WP: The pitcher that is credited with the win. Wiki-link the name and include their season win–loss record as of the end of the game in parentheses. LP: The pitcher that is charged with the loss. It should be formatted as with WP . SV: The pitcher that is credited with the save.
o When a Batter/Runner reaches 1st Base on a Catcher’s Interference, and such Batter/Runner subsequently scores, the run will be Unearned. o In determining Earned Runs the Catcher’s Interference shall NOT be considered a fielding chance when reconstructing the inning without errors. o Runs scored solely because of the …
Definition. FIP is similar to ERA, but it focuses solely on the events a pitcher has the most control over – strikeouts, unintentional walks, hit-by-pitches and home runs. It entirely removes results on balls hit into the field of play.
No, since the error either helps the batter to advance farther or the home run allows the batter to score without making an error. However, a muffed foul blunder followed by an HR is possible. Such incidents are very rare.
The Colorado Rockies have given up the most runs by a team this season, with 770 runs.
A hit-by-pitch does not count as a hit, but it does count as a time on base for on-base percentage purposes. Certain hitters – specifically those who stand very close to the plate – have a knack for earning HBPs, which can obviously be helpful because the goal of any hitter is to reach base.
A passed ball is when official scorers believe that a catcher should have caught a pitch. Wild pitches and passed balls are not considered errors. If no runners advance, it does not matter how badly the catcher handled the ball – it will not be considered a passed ball.

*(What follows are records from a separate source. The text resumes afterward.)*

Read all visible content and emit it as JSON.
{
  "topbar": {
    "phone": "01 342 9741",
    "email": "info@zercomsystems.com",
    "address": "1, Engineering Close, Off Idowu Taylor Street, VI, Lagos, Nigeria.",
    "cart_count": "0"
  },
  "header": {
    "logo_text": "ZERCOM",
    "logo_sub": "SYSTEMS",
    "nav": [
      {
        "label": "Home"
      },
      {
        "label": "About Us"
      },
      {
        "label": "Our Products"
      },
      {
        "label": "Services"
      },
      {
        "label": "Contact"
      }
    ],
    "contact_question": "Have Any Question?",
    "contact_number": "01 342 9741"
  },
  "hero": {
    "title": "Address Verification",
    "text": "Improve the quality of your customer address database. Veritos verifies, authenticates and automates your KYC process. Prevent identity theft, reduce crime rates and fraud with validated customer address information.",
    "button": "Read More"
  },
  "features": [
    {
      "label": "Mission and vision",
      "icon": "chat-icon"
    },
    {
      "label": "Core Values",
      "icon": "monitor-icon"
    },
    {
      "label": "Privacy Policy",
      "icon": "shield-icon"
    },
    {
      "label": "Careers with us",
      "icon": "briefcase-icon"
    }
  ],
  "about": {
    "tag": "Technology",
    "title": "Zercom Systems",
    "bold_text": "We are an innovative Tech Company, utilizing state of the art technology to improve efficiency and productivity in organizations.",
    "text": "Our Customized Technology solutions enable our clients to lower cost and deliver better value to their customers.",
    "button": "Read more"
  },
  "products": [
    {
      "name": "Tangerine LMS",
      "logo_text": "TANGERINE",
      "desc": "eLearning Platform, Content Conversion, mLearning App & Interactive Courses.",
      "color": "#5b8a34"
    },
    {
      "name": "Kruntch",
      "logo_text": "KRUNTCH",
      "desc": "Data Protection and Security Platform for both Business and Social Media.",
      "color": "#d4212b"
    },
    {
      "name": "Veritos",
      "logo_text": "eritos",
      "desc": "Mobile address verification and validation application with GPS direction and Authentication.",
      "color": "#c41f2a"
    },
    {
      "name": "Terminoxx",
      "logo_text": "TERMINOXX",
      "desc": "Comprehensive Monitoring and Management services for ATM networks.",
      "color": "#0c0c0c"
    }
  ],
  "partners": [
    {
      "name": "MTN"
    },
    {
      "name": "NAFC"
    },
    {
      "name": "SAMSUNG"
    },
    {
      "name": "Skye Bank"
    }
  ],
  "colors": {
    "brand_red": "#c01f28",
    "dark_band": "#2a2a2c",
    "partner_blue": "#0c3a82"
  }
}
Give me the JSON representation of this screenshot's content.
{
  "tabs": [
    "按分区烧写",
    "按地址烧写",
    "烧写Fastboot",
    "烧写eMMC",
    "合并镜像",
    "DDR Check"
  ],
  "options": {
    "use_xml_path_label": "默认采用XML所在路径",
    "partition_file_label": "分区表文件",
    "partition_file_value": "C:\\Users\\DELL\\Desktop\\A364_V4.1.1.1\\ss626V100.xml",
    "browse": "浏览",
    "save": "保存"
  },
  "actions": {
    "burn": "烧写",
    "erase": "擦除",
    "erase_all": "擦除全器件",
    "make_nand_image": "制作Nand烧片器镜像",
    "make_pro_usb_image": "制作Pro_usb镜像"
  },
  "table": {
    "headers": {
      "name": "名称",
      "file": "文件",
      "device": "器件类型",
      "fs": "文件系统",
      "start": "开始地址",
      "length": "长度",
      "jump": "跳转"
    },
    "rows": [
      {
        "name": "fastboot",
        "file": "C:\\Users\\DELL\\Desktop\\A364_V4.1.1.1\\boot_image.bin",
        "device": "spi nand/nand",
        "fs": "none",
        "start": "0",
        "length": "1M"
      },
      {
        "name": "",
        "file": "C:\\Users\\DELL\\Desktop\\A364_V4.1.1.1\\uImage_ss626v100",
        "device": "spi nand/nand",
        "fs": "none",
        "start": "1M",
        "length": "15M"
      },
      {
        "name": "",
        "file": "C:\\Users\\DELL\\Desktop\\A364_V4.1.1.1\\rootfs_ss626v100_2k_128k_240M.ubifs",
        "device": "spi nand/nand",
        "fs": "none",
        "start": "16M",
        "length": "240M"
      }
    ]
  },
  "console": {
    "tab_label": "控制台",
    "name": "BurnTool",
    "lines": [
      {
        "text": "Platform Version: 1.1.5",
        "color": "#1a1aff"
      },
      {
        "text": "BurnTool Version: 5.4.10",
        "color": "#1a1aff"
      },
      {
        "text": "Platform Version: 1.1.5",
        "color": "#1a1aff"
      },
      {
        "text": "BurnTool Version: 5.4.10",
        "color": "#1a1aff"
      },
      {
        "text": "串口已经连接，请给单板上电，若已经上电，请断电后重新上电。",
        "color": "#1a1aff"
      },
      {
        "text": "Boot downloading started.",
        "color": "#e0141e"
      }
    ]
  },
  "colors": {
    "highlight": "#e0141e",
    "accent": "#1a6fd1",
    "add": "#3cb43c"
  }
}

The major reason players pitch on four days rest is that they are better pitchers when they do so. They are able to throw harder, throw more pitches, and throw more difficult pitches (with more spin/etc.) than they would if they had less rest. They are also less prone to injury.
A third strike was in play, essentially a fair ball. If the receiver caught it on the fly or on one bounce, the batter was out. If the receiver did not catch it (a stronger possibility than now, given that the catcher had no mitt or protective equipment), the batter could attempt to run to first base safely.
SECTION 79. By conference rule, or mutual consent of both coaches before the contest, a game may be stopped only after seven innings if one team is ahead by at least 10 runs.